After having lived and worked in Colombia for three years, I can confidently disclose that I have enjoyed my fair share of fried fish. This classic dish is a staple of casual eateries and food stands on the coast of the country. It's even peddled on the beach! This recipe from My Colombian Recipes is easy, satisfying, and totally transporting. Mild tilapia or red snapper is coated in flour and fried, then served with traditional sides that include patacones (fried plantains), avocado, and rice. Garnish with lime wedges if you like.

Sweet sour fish soup

Vietnamese soups like pho may be all the rage, but many people don't realize the fishy varieties are just as delicious and flavorful. Sweet sour fish soup, or canh chua ca in Vietnamese, is a delicacy that deserves way more attention than it's currently getting. This recipe from NOLA is a great start. Seared catfish steaks are cooked in a mouthwatering broth made with chicken stock, tamarind soup base, garlic, tomatoes, and green onions. The result is a rich, deeply flavored soup that's savory, sweet, and sour. Perfectly speckled with protein-forward pieces of fish, this warming meal is a treat.

Tasty tilapia

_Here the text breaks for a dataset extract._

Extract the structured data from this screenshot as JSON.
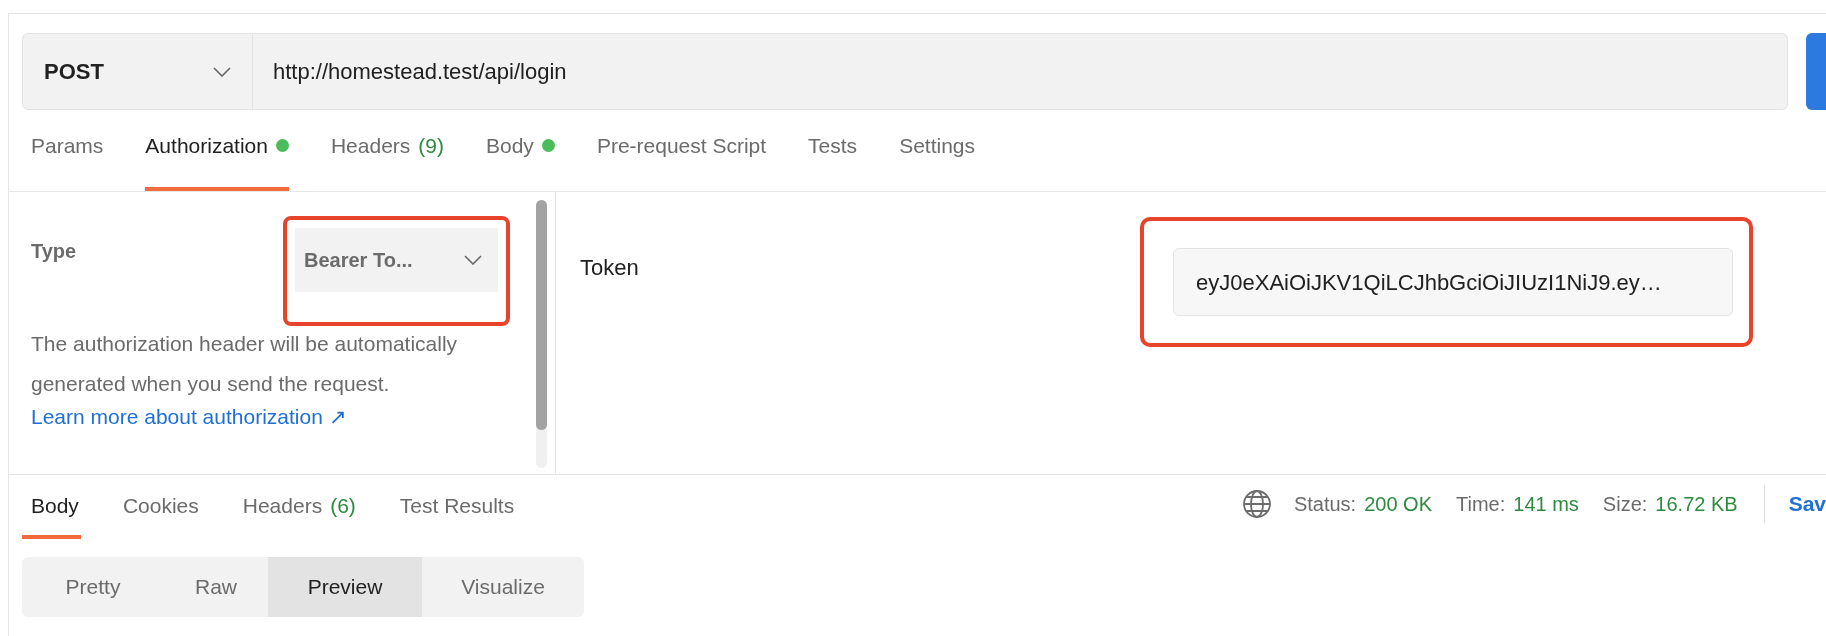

On those busy weeknights when you have zero extra minutes to spare, this recipe from Dine and Dish will be the one to save the day. This dish is as scrumptious as it is easy and quick to make. In under 30 minutes, you can have dinner on the table. Universally appealing tilapia fillets are cooked in a simple butter sauce seasoned with robust cajun spices, basil, garlic, onion, and parsley. A gorgeous and nourishing dinner is a dream come true, especially when it requires minimal effort.

Prince Edward Island fish cakes

Another fun way to eat more fish? Make fish cakes, of course. This recipe from Babble is easy, portable, and ridiculously good. A blend of salmon, mashed potatoes, Dijon mustard, eggs, and green onions are shaped into nifty little pucks before getting dredged in flour and pan-seared in butter. If crispy, golden brown, incidentally nutritious salmon cakes seem like your kind of thing, then you ought to make this dish at your earliest convenience. And also, maybe we should be friends.

At this point you probably don't need any more reasons to start eating more fish immediately, amiright? Go for it!